This blog post is in response to two conversations linked below on cognitivism and behaviorism among three important thinkers: Bill Kerr, Stephen Downes, and Karl Kapp.
Behaviorism, cognitivism, constructivism, and connectivism are learning theory _isms that do not stand still, according to Kerr. “They evolve; they listen to criticism, and move on.” I think it is important to keep this in mind, especially with the use of technology, because as new technologies are developed, discoveries are made on innovative learning ideas, prompting learning theories that may have been labeled as outdated to be rediscovered. Connectivism, the learning theory of the digital age, has evolved out of the other three theories mentioned.
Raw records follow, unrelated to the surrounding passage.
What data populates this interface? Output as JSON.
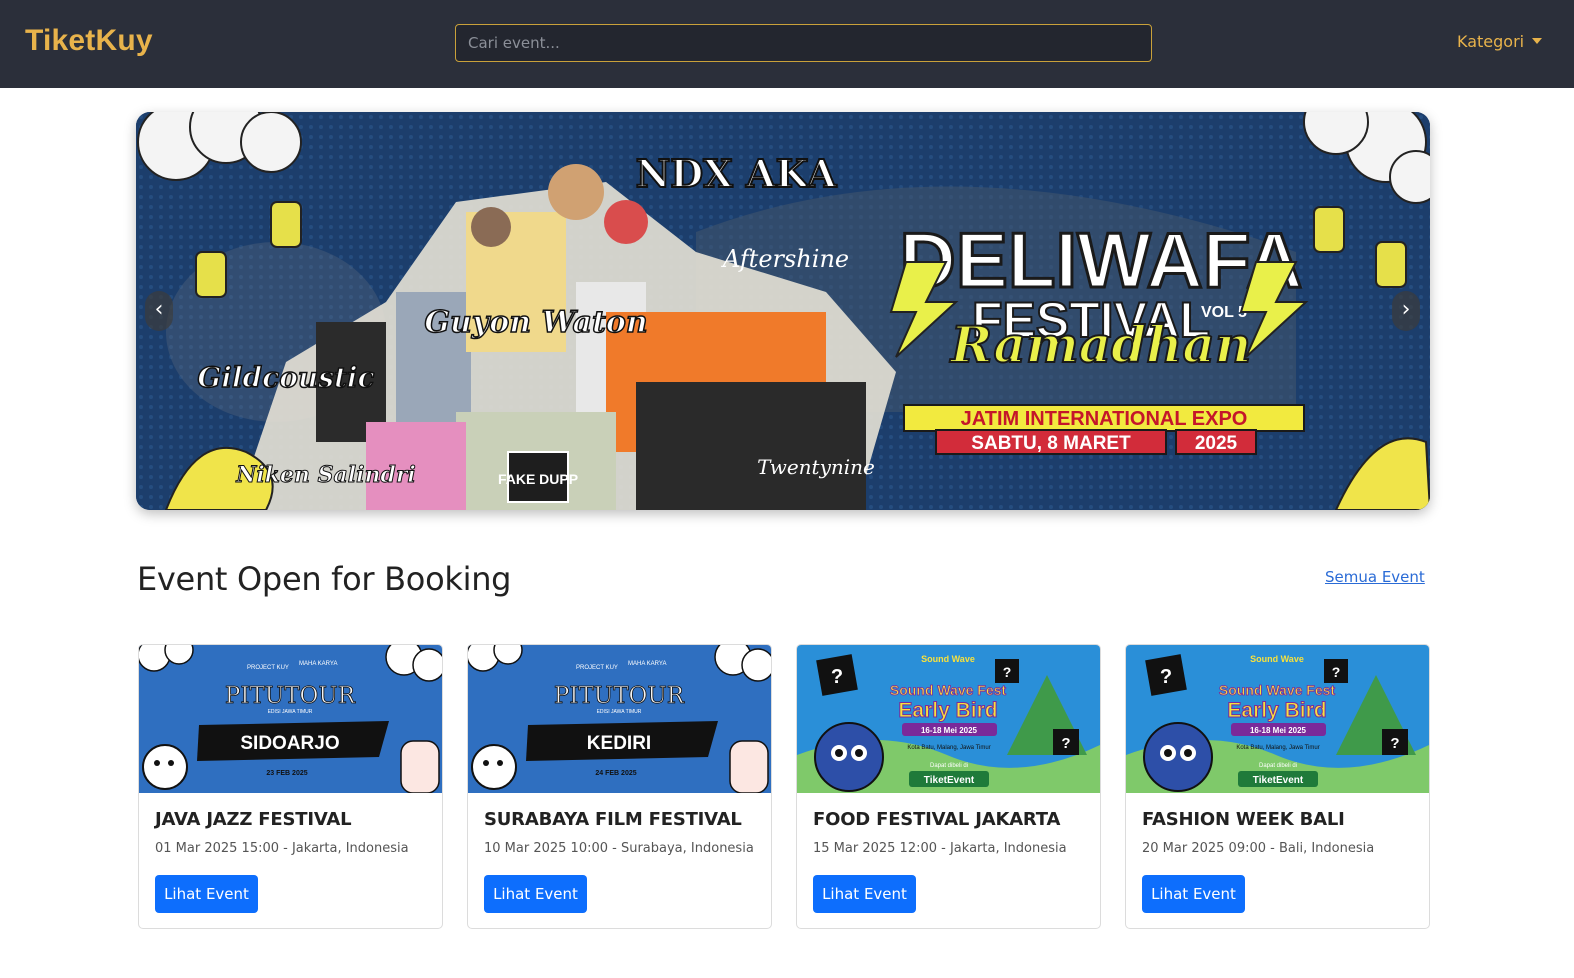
{
  "navbar": {
    "brand": "TiketKuy",
    "search_placeholder": "Cari event...",
    "category_label": "Kategori"
  },
  "carousel": {
    "banner": {
      "headline_1": "DELIWAFA",
      "headline_2": "FESTIVAL",
      "volume": "VOL 5",
      "subtitle": "Ramadhan",
      "venue": "JATIM INTERNATIONAL EXPO",
      "date": "SABTU, 8 MARET",
      "year": "2025",
      "lineup": [
        "NDX AKA",
        "Aftershine",
        "Guyon Waton",
        "Gildcoustic",
        "Niken Salindri",
        "FAKE DUPP",
        "Twentynine"
      ]
    },
    "prev_symbol": "‹",
    "next_symbol": "›"
  },
  "section": {
    "title": "Event Open for Booking",
    "all_link": "Semua Event"
  },
  "events": [
    {
      "title": "JAVA JAZZ FESTIVAL",
      "meta": "01 Mar 2025 15:00 - Jakarta, Indonesia",
      "button": "Lihat Event",
      "poster": {
        "headline": "PITUTOUR",
        "tagline": "EDISI JAWA TIMUR",
        "city": "SIDOARJO",
        "date": "23 FEB 2025",
        "org_1": "PROJECT KUY",
        "org_2": "MAHA KARYA"
      }
    },
    {
      "title": "SURABAYA FILM FESTIVAL",
      "meta": "10 Mar 2025 10:00 - Surabaya, Indonesia",
      "button": "Lihat Event",
      "poster": {
        "headline": "PITUTOUR",
        "tagline": "EDISI JAWA TIMUR",
        "city": "KEDIRI",
        "date": "24 FEB 2025",
        "org_1": "PROJECT KUY",
        "org_2": "MAHA KARYA"
      }
    },
    {
      "title": "FOOD FESTIVAL JAKARTA",
      "meta": "15 Mar 2025 12:00 - Jakarta, Indonesia",
      "button": "Lihat Event",
      "poster": {
        "brand": "Sound Wave",
        "headline": "Sound Wave Fest",
        "sub": "Early Bird",
        "dates": "16-18 Mei 2025",
        "location": "Kota Batu, Malang, Jawa Timur",
        "buy_note": "Dapat dibeli di",
        "seller": "TiketEvent"
      }
    },
    {
      "title": "FASHION WEEK BALI",
      "meta": "20 Mar 2025 09:00 - Bali, Indonesia",
      "button": "Lihat Event",
      "poster": {
        "brand": "Sound Wave",
        "headline": "Sound Wave Fest",
        "sub": "Early Bird",
        "dates": "16-18 Mei 2025",
        "location": "Kota Batu, Malang, Jawa Timur",
        "buy_note": "Dapat dibeli di",
        "seller": "TiketEvent"
      }
    }
  ]
}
The idea of humanizing machines, rather than dehumanizing humans relies on Cognitive Information Processing (CIP), an important concept to build upon as referred to by Downes with his rejection of behaviorism and support of cognitivism. The human mind is more complex than any computer system and to study human behaviors and cognitive processes is critical to meet all learners’ needs.
One learning theory alone does not describe how all learners gain new knowledge and apply this new knowledge in different situations. As stated by Kapp, “We need to take the best from each theory and use it wisely to create solid educational experiences for all learners.” Each learning theory also relates to Bloom’s Taxonomy levels of intellectual behavior, beginning with the lower levels of learning and extending to higher order thinking skills and learning:
Behaviorism: memorize, recognize, label
Cognitivism: procedural, rule based learning
Constructivism: problem-solving, collaboration, creativity
Connectivism: cyclical, filtering, construct
Original Blog Posts:
Bill Kerr’s Blog
Karl Kapp’s Blog
Additional Learning Theory References: